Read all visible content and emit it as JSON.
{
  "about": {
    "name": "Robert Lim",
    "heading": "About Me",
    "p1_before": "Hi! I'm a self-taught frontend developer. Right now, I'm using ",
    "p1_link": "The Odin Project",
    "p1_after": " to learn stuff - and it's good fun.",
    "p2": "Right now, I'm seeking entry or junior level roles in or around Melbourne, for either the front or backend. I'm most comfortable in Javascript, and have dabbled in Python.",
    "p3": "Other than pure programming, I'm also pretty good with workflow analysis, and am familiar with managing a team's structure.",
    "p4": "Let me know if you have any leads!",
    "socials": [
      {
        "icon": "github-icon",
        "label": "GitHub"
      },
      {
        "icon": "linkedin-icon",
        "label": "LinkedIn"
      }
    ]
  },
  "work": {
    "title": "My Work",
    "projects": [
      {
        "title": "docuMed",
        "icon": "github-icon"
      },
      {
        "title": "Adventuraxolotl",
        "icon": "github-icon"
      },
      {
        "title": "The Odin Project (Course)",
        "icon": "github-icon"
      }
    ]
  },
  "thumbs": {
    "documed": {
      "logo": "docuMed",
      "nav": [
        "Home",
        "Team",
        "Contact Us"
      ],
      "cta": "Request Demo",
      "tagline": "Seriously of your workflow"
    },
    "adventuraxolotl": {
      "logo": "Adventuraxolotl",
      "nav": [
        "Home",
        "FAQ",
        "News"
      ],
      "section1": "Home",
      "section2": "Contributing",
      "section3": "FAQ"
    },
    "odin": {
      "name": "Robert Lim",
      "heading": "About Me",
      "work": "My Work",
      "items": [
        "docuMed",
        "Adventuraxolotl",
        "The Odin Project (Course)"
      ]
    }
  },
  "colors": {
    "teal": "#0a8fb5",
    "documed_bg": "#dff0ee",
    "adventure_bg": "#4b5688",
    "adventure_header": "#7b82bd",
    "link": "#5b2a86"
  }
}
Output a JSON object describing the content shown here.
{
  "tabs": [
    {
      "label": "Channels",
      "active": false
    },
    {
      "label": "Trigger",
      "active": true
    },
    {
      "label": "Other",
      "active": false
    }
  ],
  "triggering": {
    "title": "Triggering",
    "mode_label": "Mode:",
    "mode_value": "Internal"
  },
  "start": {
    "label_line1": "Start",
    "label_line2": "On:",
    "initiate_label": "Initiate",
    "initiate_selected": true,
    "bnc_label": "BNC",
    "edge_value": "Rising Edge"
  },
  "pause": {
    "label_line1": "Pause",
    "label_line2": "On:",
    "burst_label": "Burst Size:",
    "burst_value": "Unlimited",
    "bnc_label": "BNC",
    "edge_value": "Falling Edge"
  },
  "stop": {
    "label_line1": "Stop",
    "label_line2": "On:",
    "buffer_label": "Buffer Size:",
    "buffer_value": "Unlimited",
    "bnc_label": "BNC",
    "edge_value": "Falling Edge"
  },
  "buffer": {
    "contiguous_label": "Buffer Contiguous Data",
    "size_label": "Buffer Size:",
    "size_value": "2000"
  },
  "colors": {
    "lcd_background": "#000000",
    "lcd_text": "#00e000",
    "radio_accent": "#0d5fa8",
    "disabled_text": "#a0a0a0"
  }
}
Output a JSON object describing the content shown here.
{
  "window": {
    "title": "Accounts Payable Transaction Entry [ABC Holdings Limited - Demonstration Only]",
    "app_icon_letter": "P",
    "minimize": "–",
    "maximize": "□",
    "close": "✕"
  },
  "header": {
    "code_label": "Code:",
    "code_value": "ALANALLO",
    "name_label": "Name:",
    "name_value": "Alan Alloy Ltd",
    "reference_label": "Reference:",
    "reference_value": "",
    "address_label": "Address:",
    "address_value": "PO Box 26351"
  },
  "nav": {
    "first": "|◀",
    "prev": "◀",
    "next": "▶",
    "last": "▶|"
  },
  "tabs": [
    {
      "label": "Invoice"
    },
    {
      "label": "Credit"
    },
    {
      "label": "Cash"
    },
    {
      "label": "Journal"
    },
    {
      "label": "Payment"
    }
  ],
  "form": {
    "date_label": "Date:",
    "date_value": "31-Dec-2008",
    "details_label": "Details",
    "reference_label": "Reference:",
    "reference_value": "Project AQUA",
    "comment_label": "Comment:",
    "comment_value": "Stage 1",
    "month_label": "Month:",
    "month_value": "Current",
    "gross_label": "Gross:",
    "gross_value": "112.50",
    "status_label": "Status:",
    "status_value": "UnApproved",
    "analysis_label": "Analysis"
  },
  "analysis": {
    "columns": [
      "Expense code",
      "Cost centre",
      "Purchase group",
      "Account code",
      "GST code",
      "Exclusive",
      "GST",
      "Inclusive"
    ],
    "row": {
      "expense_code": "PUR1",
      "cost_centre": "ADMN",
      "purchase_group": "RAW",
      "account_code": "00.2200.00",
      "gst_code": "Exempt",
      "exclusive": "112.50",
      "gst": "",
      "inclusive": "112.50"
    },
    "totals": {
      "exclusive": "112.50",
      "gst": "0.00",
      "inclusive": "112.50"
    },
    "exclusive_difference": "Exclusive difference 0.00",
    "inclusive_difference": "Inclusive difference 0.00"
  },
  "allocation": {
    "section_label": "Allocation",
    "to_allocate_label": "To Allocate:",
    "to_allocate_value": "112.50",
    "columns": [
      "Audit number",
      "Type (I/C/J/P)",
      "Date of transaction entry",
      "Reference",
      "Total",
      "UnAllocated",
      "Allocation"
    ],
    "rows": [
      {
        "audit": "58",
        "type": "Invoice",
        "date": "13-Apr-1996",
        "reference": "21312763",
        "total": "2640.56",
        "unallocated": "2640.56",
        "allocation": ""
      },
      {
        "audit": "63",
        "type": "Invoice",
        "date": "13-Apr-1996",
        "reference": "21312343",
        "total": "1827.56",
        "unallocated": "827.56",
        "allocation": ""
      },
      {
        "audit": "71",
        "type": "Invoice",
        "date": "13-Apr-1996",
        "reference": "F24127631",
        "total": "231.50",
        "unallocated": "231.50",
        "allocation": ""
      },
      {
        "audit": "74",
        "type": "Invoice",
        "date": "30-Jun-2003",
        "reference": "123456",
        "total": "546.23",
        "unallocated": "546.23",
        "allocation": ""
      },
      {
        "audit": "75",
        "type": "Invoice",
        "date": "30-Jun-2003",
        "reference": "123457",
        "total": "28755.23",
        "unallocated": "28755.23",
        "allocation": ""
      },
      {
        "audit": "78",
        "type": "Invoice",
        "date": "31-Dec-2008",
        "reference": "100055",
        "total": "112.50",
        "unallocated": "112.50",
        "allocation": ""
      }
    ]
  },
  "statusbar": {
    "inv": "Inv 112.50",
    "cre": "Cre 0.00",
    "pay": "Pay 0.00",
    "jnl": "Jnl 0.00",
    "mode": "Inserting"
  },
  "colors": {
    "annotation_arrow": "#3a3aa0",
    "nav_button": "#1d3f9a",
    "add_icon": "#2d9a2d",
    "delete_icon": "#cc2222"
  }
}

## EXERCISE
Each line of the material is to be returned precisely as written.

## ANSWER
Read all visible content and emit it as JSON.
{
  "about": {
    "name": "Robert Lim",
    "heading": "About Me",
    "p1_before": "Hi! I'm a self-taught frontend developer. Right now, I'm using ",
    "p1_link": "The Odin Project",
    "p1_after": " to learn stuff - and it's good fun.",
    "p2": "Right now, I'm seeking entry or junior level roles in or around Melbourne, for either the front or backend. I'm most comfortable in Javascript, and have dabbled in Python.",
    "p3": "Other than pure programming, I'm also pretty good with workflow analysis, and am familiar with managing a team's structure.",
    "p4": "Let me know if you have any leads!",
    "socials": [
      {
        "icon": "github-icon",
        "label": "GitHub"
      },
      {
        "icon": "linkedin-icon",
        "label": "LinkedIn"
      }
    ]
  },
  "work": {
    "title": "My Work",
    "projects": [
      {
        "title": "docuMed",
        "icon": "github-icon"
      },
      {
        "title": "Adventuraxolotl",
        "icon": "github-icon"
      },
      {
        "title": "The Odin Project (Course)",
        "icon": "github-icon"
      }
    ]
  },
  "thumbs": {
    "documed": {
      "logo": "docuMed",
      "nav": [
        "Home",
        "Team",
        "Contact Us"
      ],
      "cta": "Request Demo",
      "tagline": "Seriously of your workflow"
    },
    "adventuraxolotl": {
      "logo": "Adventuraxolotl",
      "nav": [
        "Home",
        "FAQ",
        "News"
      ],
      "section1": "Home",
      "section2": "Contributing",
      "section3": "FAQ"
    },
    "odin": {
      "name": "Robert Lim",
      "heading": "About Me",
      "work": "My Work",
      "items": [
        "docuMed",
        "Adventuraxolotl",
        "The Odin Project (Course)"
      ]
    }
  },
  "colors": {
    "teal": "#0a8fb5",
    "documed_bg": "#dff0ee",
    "adventure_bg": "#4b5688",
    "adventure_header": "#7b82bd",
    "link": "#5b2a86"
  }
}
Output a JSON object describing the content shown here.
{
  "tabs": [
    {
      "label": "Channels",
      "active": false
    },
    {
      "label": "Trigger",
      "active": true
    },
    {
      "label": "Other",
      "active": false
    }
  ],
  "triggering": {
    "title": "Triggering",
    "mode_label": "Mode:",
    "mode_value": "Internal"
  },
  "start": {
    "label_line1": "Start",
    "label_line2": "On:",
    "initiate_label": "Initiate",
    "initiate_selected": true,
    "bnc_label": "BNC",
    "edge_value": "Rising Edge"
  },
  "pause": {
    "label_line1": "Pause",
    "label_line2": "On:",
    "burst_label": "Burst Size:",
    "burst_value": "Unlimited",
    "bnc_label": "BNC",
    "edge_value": "Falling Edge"
  },
  "stop": {
    "label_line1": "Stop",
    "label_line2": "On:",
    "buffer_label": "Buffer Size:",
    "buffer_value": "Unlimited",
    "bnc_label": "BNC",
    "edge_value": "Falling Edge"
  },
  "buffer": {
    "contiguous_label": "Buffer Contiguous Data",
    "size_label": "Buffer Size:",
    "size_value": "2000"
  },
  "colors": {
    "lcd_background": "#000000",
    "lcd_text": "#00e000",
    "radio_accent": "#0d5fa8",
    "disabled_text": "#a0a0a0"
  }
}
Output a JSON object describing the content shown here.
{
  "window": {
    "title": "Accounts Payable Transaction Entry [ABC Holdings Limited - Demonstration Only]",
    "app_icon_letter": "P",
    "minimize": "–",
    "maximize": "□",
    "close": "✕"
  },
  "header": {
    "code_label": "Code:",
    "code_value": "ALANALLO",
    "name_label": "Name:",
    "name_value": "Alan Alloy Ltd",
    "reference_label": "Reference:",
    "reference_value": "",
    "address_label": "Address:",
    "address_value": "PO Box 26351"
  },
  "nav": {
    "first": "|◀",
    "prev": "◀",
    "next": "▶",
    "last": "▶|"
  },
  "tabs": [
    {
      "label": "Invoice"
    },
    {
      "label": "Credit"
    },
    {
      "label": "Cash"
    },
    {
      "label": "Journal"
    },
    {
      "label": "Payment"
    }
  ],
  "form": {
    "date_label": "Date:",
    "date_value": "31-Dec-2008",
    "details_label": "Details",
    "reference_label": "Reference:",
    "reference_value": "Project AQUA",
    "comment_label": "Comment:",
    "comment_value": "Stage 1",
    "month_label": "Month:",
    "month_value": "Current",
    "gross_label": "Gross:",
    "gross_value": "112.50",
    "status_label": "Status:",
    "status_value": "UnApproved",
    "analysis_label": "Analysis"
  },
  "analysis": {
    "columns": [
      "Expense code",
      "Cost centre",
      "Purchase group",
      "Account code",
      "GST code",
      "Exclusive",
      "GST",
      "Inclusive"
    ],
    "row": {
      "expense_code": "PUR1",
      "cost_centre": "ADMN",
      "purchase_group": "RAW",
      "account_code": "00.2200.00",
      "gst_code": "Exempt",
      "exclusive": "112.50",
      "gst": "",
      "inclusive": "112.50"
    },
    "totals": {
      "exclusive": "112.50",
      "gst": "0.00",
      "inclusive": "112.50"
    },
    "exclusive_difference": "Exclusive difference 0.00",
    "inclusive_difference": "Inclusive difference 0.00"
  },
  "allocation": {
    "section_label": "Allocation",
    "to_allocate_label": "To Allocate:",
    "to_allocate_value": "112.50",
    "columns": [
      "Audit number",
      "Type (I/C/J/P)",
      "Date of transaction entry",
      "Reference",
      "Total",
      "UnAllocated",
      "Allocation"
    ],
    "rows": [
      {
        "audit": "58",
        "type": "Invoice",
        "date": "13-Apr-1996",
        "reference": "21312763",
        "total": "2640.56",
        "unallocated": "2640.56",
        "allocation": ""
      },
      {
        "audit": "63",
        "type": "Invoice",
        "date": "13-Apr-1996",
        "reference": "21312343",
        "total": "1827.56",
        "unallocated": "827.56",
        "allocation": ""
      },
      {
        "audit": "71",
        "type": "Invoice",
        "date": "13-Apr-1996",
        "reference": "F24127631",
        "total": "231.50",
        "unallocated": "231.50",
        "allocation": ""
      },
      {
        "audit": "74",
        "type": "Invoice",
        "date": "30-Jun-2003",
        "reference": "123456",
        "total": "546.23",
        "unallocated": "546.23",
        "allocation": ""
      },
      {
        "audit": "75",
        "type": "Invoice",
        "date": "30-Jun-2003",
        "reference": "123457",
        "total": "28755.23",
        "unallocated": "28755.23",
        "allocation": ""
      },
      {
        "audit": "78",
        "type": "Invoice",
        "date": "31-Dec-2008",
        "reference": "100055",
        "total": "112.50",
        "unallocated": "112.50",
        "allocation": ""
      }
    ]
  },
  "statusbar": {
    "inv": "Inv 112.50",
    "cre": "Cre 0.00",
    "pay": "Pay 0.00",
    "jnl": "Jnl 0.00",
    "mode": "Inserting"
  },
  "colors": {
    "annotation_arrow": "#3a3aa0",
    "nav_button": "#1d3f9a",
    "add_icon": "#2d9a2d",
    "delete_icon": "#cc2222"
  }
}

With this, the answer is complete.